ENTRIES SHOWN
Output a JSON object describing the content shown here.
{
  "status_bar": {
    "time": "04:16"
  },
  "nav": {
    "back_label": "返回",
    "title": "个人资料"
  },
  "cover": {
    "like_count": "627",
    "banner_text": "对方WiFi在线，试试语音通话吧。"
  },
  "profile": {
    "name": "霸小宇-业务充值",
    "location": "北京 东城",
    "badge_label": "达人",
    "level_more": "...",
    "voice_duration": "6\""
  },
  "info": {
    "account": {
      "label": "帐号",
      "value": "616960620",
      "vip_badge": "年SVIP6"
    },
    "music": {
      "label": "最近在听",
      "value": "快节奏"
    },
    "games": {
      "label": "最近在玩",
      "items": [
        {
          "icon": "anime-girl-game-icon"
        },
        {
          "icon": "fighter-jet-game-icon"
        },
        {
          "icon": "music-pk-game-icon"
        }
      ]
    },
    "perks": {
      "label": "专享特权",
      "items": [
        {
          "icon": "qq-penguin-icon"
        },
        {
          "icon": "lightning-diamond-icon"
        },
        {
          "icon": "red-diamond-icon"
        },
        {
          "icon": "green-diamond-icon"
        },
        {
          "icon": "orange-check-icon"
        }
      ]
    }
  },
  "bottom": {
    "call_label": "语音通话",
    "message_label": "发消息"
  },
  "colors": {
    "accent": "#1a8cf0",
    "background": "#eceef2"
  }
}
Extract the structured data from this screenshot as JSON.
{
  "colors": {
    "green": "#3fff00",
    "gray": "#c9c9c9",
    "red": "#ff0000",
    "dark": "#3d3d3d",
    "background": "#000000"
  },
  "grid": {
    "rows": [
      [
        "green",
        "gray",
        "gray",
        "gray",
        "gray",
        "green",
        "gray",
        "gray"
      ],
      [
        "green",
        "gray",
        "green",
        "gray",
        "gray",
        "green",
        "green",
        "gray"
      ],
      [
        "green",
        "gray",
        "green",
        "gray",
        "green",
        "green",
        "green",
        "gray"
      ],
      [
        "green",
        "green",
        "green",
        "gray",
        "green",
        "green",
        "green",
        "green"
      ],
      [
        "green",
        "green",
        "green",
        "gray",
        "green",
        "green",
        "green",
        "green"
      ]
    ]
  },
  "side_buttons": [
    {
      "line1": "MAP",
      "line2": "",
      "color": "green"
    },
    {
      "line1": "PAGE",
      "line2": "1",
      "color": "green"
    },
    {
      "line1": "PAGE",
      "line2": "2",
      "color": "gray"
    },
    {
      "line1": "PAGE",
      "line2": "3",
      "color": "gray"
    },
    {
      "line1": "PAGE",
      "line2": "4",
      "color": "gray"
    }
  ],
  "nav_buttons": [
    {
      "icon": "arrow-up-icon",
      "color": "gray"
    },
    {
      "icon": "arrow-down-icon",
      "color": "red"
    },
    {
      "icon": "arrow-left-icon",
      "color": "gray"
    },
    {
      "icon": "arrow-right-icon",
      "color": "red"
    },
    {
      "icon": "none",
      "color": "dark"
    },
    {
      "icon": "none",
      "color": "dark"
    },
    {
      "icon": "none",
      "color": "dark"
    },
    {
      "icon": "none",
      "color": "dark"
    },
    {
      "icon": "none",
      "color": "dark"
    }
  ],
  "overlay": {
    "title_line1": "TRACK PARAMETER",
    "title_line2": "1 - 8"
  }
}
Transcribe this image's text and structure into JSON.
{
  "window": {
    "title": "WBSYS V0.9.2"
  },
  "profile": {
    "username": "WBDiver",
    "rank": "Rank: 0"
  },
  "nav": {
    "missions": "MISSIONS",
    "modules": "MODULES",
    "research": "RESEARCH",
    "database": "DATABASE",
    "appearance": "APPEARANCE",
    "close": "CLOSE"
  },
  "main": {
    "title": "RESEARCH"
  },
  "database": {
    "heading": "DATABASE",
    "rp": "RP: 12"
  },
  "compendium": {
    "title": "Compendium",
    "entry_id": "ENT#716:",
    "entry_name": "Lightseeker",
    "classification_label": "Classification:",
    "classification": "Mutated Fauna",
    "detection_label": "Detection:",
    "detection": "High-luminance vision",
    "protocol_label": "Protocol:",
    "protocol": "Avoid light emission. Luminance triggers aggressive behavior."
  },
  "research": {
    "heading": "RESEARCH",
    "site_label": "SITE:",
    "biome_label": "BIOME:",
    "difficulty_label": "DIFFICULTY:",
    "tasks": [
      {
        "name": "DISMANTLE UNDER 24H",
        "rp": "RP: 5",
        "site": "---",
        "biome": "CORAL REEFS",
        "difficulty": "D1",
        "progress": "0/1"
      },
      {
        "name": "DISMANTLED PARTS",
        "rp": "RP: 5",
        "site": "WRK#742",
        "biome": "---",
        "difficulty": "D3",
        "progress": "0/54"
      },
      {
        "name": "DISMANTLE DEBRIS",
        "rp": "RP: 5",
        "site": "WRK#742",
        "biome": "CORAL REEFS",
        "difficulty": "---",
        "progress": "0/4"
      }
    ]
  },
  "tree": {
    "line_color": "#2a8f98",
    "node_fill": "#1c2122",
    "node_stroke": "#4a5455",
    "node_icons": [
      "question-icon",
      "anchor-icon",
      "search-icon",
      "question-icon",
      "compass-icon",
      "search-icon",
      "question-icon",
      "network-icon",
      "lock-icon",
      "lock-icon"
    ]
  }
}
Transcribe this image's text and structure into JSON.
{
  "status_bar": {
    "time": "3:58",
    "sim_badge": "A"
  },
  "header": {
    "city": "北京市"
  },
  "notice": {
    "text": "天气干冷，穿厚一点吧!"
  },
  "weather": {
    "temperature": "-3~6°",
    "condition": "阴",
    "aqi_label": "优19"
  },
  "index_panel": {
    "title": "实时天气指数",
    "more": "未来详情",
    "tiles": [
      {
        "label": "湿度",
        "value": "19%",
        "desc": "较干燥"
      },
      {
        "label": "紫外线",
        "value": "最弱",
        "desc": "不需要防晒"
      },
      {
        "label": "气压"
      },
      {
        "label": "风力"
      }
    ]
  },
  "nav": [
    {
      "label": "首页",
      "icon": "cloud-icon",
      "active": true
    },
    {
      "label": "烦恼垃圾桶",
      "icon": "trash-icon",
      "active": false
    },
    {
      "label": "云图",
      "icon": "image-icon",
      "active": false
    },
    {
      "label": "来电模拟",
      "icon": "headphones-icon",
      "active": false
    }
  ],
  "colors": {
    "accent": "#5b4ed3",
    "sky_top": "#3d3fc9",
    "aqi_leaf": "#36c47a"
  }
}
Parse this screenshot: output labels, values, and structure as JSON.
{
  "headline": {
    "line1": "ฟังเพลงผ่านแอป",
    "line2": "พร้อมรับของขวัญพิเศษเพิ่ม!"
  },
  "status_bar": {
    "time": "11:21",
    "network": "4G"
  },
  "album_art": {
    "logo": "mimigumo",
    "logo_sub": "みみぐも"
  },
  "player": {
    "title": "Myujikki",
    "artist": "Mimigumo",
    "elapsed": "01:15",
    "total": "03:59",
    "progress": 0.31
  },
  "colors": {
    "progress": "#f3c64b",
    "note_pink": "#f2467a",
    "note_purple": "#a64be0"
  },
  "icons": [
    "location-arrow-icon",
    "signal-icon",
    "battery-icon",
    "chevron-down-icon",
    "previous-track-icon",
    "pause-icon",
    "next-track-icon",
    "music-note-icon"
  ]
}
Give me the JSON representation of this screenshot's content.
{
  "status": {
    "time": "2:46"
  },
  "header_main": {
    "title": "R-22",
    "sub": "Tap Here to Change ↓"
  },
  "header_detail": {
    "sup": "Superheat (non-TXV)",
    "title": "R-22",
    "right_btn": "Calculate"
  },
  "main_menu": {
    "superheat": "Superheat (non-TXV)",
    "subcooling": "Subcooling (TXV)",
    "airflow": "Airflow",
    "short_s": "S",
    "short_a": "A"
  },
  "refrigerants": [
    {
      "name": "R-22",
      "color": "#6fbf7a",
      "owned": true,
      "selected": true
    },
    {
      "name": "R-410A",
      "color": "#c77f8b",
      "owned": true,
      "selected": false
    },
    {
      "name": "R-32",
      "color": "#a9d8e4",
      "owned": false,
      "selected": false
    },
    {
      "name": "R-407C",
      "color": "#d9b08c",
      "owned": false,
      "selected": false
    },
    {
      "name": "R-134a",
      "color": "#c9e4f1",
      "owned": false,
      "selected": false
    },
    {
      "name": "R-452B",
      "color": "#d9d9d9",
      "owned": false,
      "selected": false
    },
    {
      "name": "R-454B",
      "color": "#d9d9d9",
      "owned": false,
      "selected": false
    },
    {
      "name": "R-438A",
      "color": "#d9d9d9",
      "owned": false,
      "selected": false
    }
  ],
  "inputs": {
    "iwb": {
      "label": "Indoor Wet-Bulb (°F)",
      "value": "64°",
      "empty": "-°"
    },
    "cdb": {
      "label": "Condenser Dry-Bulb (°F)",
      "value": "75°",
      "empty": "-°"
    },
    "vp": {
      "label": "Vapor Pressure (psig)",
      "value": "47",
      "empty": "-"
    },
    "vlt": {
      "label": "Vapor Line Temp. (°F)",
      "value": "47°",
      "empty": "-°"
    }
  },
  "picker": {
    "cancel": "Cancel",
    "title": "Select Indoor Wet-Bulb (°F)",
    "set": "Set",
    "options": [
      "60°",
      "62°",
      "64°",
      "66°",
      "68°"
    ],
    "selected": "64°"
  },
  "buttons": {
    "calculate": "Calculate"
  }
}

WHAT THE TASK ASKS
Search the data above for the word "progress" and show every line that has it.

YOUR SOLUTION
        "progress": "0/1"
        "progress": "0/54"
        "progress": "0/4"
    "progress": 0.31
    "progress": "#f3c64b",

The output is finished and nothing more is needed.